While the study was not designed to prove that DEHP caused any specific reactions in the infants, the scientists suspect that it may contribute to the inflammation that many premature babies experience. Inflammation can affect many of these infants’ organs. One of the most common areas of inflammation is in the lungs, which are often not sufficiently matured at birth, and can lead to scarring and lung disease.
Now obviously, we are not suggesting that these tiny preemies don’t spend time in the NICU. Often life-saving measures need to be undertaken. But, due to the fragility of these children, the weeks or months spent in the hospital should be as safe as we can make them, which includes minimizing or eliminating exposure to toxic chemicals. Back in 2002, the Food and Drug Administration weighed in on the topic and made the recommendation that hospitals use equipment that does not contain DEHP for high-risk situations including neonatal intensive care. Unfortunately, though, it still appears that very few hospitals have replaced tubing and other devices with contaminant-free substitutes.

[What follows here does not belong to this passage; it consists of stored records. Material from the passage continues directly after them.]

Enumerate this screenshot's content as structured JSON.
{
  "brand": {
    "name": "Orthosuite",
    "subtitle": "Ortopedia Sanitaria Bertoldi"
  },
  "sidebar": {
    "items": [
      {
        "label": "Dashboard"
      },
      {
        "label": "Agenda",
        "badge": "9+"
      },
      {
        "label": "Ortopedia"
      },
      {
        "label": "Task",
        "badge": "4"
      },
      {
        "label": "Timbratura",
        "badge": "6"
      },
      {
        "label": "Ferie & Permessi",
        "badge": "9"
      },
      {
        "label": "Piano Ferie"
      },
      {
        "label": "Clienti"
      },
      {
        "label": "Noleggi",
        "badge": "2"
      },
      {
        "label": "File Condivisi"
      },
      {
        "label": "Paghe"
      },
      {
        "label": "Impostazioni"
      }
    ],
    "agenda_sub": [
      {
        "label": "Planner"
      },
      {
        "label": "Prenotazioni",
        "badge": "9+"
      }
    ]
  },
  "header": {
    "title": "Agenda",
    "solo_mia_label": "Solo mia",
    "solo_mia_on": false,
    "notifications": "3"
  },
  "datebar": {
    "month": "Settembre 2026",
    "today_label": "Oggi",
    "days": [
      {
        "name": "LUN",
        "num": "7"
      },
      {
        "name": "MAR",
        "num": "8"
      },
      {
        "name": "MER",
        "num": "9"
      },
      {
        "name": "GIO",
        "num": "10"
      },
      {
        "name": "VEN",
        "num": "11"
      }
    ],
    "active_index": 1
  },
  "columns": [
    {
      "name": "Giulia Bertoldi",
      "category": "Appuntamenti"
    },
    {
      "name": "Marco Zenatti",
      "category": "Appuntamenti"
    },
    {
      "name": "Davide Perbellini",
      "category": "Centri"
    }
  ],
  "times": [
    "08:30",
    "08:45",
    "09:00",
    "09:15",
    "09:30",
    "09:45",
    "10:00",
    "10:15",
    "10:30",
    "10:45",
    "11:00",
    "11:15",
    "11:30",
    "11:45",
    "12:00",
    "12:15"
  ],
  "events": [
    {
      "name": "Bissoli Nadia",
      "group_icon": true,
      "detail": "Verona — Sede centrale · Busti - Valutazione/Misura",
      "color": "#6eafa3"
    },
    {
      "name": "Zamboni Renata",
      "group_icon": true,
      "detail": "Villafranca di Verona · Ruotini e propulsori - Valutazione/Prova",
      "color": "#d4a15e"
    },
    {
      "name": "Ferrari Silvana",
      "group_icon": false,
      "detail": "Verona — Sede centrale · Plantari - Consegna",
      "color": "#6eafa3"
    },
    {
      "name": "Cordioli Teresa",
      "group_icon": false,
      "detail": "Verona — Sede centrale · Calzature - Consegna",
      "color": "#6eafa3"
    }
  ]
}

Hopefully, this research will shine a brighter light on this potential problem and start eliciting some change.
References [ + ]
|1.||↑||Shute, Nancy. “Preemies May Be Exposed To High Levels Of Phthalates In The NICU.” NPR. 13 November 2014. Accessed 19 November 2014. http://www.npr.org/blogs/health/2014/11/13/363734004/preemies-may-be-exposed-to-high-levels-of-phthalates-in-the-nicu.|
|2.||↑||Sathyanarayana, S.; et al. “Baby care products: possible sources of infant phthalate exposure.” Pediatrics. February 2008. Accessed 20 November 2014. http://www.ncbi.nlm.nih.gov/pubmed/18245401|